Taxes: It’s worth looking into the opportunities you have to minimize taxation. Sole proprietorships and partnerships typically have less options available than corporations and LLCs. Remember that business losses can help you minimize personal tax liability, which is particularly helpful in the early stages.
Formation and Administration Costs: An important note on the above is that tax advantages may not be enough to offset the other expenses that come with alternative structures. This is particularly evident in the costs that come with forming a corporation, as well as record-keeping requirements, which can also take up valuable time.
Looking Forward: It’s easy to get “caught up in the moment” when first starting a business. Being so focused on getting off the ground can make you forget about the future implications of your decisions. For example, think about what will happen to your business if you decide to sell your share as part of a partnership.
You should also consider what might happen to your business when you’re no longer around to run it. A corporation can be brought down to your family members. The same may not be true for a sole proprietorship or partnership. The bottom line is that your current structure of choice may not suit your needs a few years down the line.
To help you make the right decision, let’s take a deeper look into each structure.
For entrepreneurs who intend to work alone, a sole proprietorship is usually still the best choice. Because your income and expenses are deducted from your personal tax return, you could be able to offset the taxation on income earned from other sources through the losses suffered in your business.
Of course, the other major advantage here is that you maintain complete control over business operations. It’s worth noting, though, that being personally liable for your business means that you’ll be placing your own assets at risk in the event of a business debt or legal claim. Raising money is also a potential challenge.
If you don’t intend on running your business alone, then a partnership will naturally be your next consideration. The advantage here is that partnerships don’t pay taxes on their income, but profits and losses are passed through to individual owners. Partnerships are more expensive to establish, though, namely due to legal and accounting services.
Being an independent legal entity, corporations are more complex than other structures. As a result, you’ll have to deal with a unique set of challenges and expenses that come with tax and regulatory compliance. On the other hand, there is the benefit that comes with liability protection. This ultimately comes down to weighing up the costs.
An LLC is the best structure for tax purposes. You also enjoy a greater level of liability protection, but without the increased costs of double taxation. You can further build on this if you start an LLC in Texas or another “tax haven” state.

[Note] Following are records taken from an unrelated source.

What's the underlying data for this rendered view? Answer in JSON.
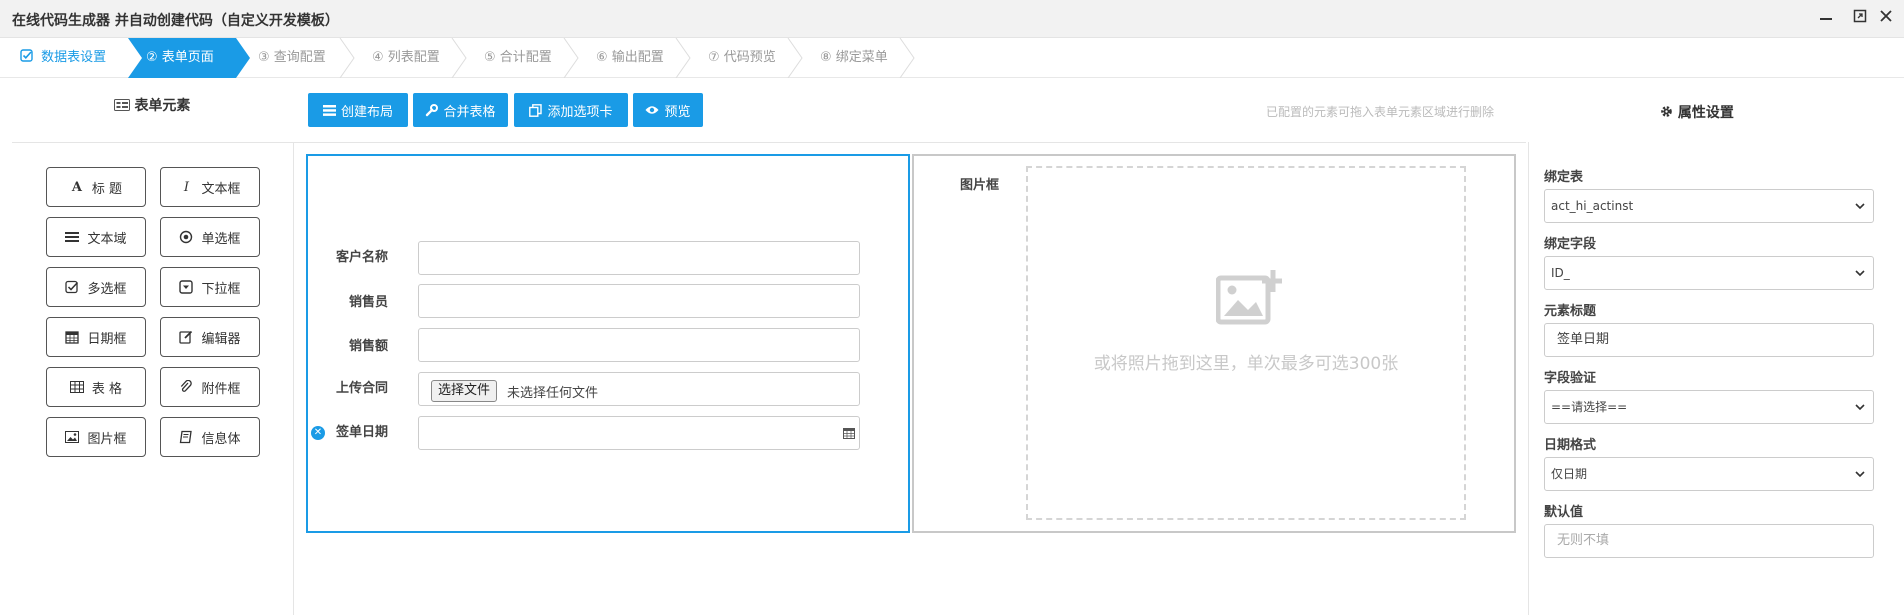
{
  "window": {
    "title": "在线代码生成器 并自动创建代码（自定义开发模板）",
    "minimize_icon": "minimize-icon",
    "maximize_icon": "maximize-icon",
    "close_icon": "close-icon"
  },
  "steps": [
    {
      "label": "数据表设置",
      "state": "done"
    },
    {
      "label": "② 表单页面",
      "state": "active"
    },
    {
      "label": "③ 查询配置",
      "state": "pending"
    },
    {
      "label": "④ 列表配置",
      "state": "pending"
    },
    {
      "label": "⑤ 合计配置",
      "state": "pending"
    },
    {
      "label": "⑥ 输出配置",
      "state": "pending"
    },
    {
      "label": "⑦ 代码预览",
      "state": "pending"
    },
    {
      "label": "⑧ 绑定菜单",
      "state": "pending"
    }
  ],
  "palette": {
    "heading": "表单元素",
    "items": [
      {
        "label": "标 题",
        "icon": "font-icon"
      },
      {
        "label": "文本框",
        "icon": "italic-icon"
      },
      {
        "label": "文本域",
        "icon": "lines-icon"
      },
      {
        "label": "单选框",
        "icon": "radio-icon"
      },
      {
        "label": "多选框",
        "icon": "checkbox-icon"
      },
      {
        "label": "下拉框",
        "icon": "dropdown-icon"
      },
      {
        "label": "日期框",
        "icon": "calendar-icon"
      },
      {
        "label": "编辑器",
        "icon": "edit-icon"
      },
      {
        "label": "表 格",
        "icon": "table-icon"
      },
      {
        "label": "附件框",
        "icon": "paperclip-icon"
      },
      {
        "label": "图片框",
        "icon": "image-icon"
      },
      {
        "label": "信息体",
        "icon": "book-icon"
      }
    ]
  },
  "toolbar": {
    "create_layout": "创建布局",
    "merge_table": "合并表格",
    "add_tab": "添加选项卡",
    "preview": "预览",
    "hint": "已配置的元素可拖入表单元素区域进行删除"
  },
  "form": {
    "fields": [
      {
        "label": "客户名称",
        "value": ""
      },
      {
        "label": "销售员",
        "value": ""
      },
      {
        "label": "销售额",
        "value": ""
      },
      {
        "label": "上传合同",
        "file_button": "选择文件",
        "file_text": "未选择任何文件"
      },
      {
        "label": "签单日期",
        "value": ""
      }
    ]
  },
  "image_panel": {
    "label": "图片框",
    "drop_text": "或将照片拖到这里，单次最多可选300张"
  },
  "properties": {
    "heading": "属性设置",
    "bind_table_label": "绑定表",
    "bind_table_value": "act_hi_actinst",
    "bind_field_label": "绑定字段",
    "bind_field_value": "ID_",
    "element_title_label": "元素标题",
    "element_title_value": "签单日期",
    "validation_label": "字段验证",
    "validation_value": "==请选择==",
    "date_format_label": "日期格式",
    "date_format_value": "仅日期",
    "default_label": "默认值",
    "default_placeholder": "无则不填"
  },
  "colors": {
    "accent": "#1a9be6",
    "border": "#cccccc"
  }
}
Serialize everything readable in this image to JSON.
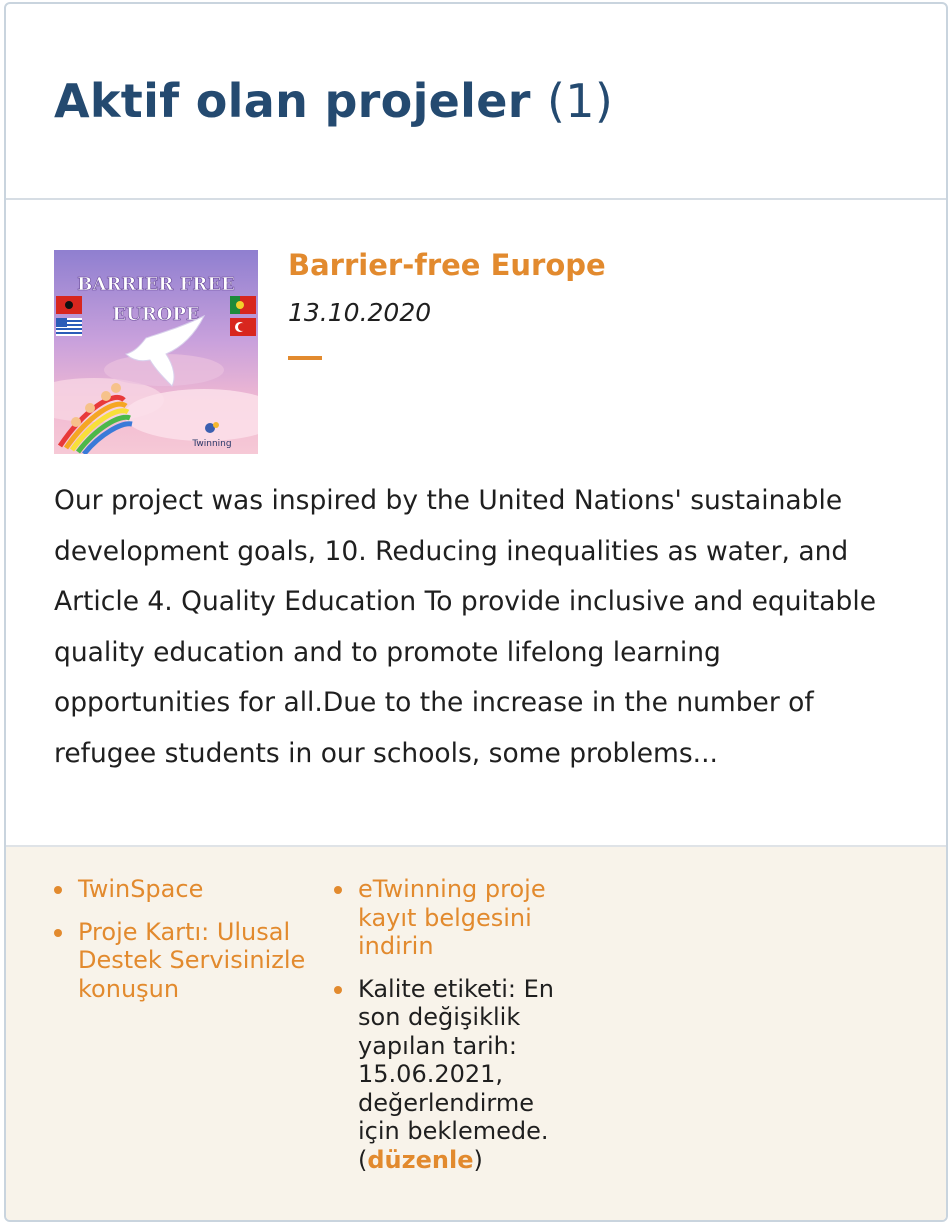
{
  "header": {
    "title": "Aktif olan projeler",
    "count": "(1)"
  },
  "project": {
    "thumbnail": {
      "title_line1": "BARRIER FREE",
      "title_line2": "EUROPE",
      "logo_text": "Twinning"
    },
    "title": "Barrier-free Europe",
    "date": "13.10.2020",
    "description": "Our project was inspired by the United Nations' sustainable development goals, 10. Reducing inequalities as water, and Article 4. Quality Education To provide inclusive and equitable quality education and to promote lifelong learning opportunities for all.Due to the increase in the number of refugee students in our schools, some problems..."
  },
  "links": {
    "twinspace": "TwinSpace",
    "project_card": "Proje Kartı: Ulusal Destek Servisinizle konuşun",
    "download_certificate": "eTwinning proje kayıt belgesini indirin",
    "quality_label_text": "Kalite etiketi: En son değişiklik yapılan tarih: 15.06.2021, değerlendirme için beklemede. (",
    "edit_label": "düzenle",
    "close_paren": ")"
  },
  "colors": {
    "title_blue": "#244a70",
    "accent_orange": "#e28a2e",
    "footer_bg": "#f8f3ea",
    "border": "#c9d4de"
  }
}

If you’re looking for an in-depth guide on the topic, be sure to check out these tips to start an LLC in said state.
The linked resource provides a wealth of information on everything you need to know about how to start an LLC in Texas. This includes valuable advice on choosing your business name, filing the necessary paperwork, forming your Texas LLC, creating an opening agreement and much more. There are also some vital points on handling your taxes.

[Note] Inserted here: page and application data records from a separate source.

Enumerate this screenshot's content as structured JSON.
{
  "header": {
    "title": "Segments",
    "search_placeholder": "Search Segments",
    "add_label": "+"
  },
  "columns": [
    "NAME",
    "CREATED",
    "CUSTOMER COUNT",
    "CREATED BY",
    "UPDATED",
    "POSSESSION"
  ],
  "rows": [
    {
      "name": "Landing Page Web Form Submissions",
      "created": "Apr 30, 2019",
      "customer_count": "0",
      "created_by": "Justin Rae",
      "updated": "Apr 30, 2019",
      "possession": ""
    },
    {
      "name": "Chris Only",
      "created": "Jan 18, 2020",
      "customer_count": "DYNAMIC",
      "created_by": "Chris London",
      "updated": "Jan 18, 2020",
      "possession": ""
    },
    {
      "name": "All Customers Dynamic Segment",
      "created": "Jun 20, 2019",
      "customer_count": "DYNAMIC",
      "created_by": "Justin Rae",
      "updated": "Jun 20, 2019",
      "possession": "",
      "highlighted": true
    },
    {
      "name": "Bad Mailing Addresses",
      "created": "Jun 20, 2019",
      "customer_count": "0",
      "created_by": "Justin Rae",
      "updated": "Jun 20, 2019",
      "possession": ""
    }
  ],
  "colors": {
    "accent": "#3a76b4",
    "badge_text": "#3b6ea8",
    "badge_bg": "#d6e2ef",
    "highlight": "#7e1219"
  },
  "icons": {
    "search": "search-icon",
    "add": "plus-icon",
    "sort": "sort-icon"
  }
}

As mentioned earlier, your best bet is to do some thorough research on each business structure before making your final decision. But even at this point, it would be wise to consult an experienced professional for further advice. Many business owners that chose the wrong structure regretted not asking someone for guidance when starting off.
Spending some time on choosing the right business structure is a worthwhile endeavor. By making the right decision, you can benefit from lower expenses and less complications moving forward. What’s more is that in the long run, your family may also benefit from your entrepreneurial successes when you’re no longer around.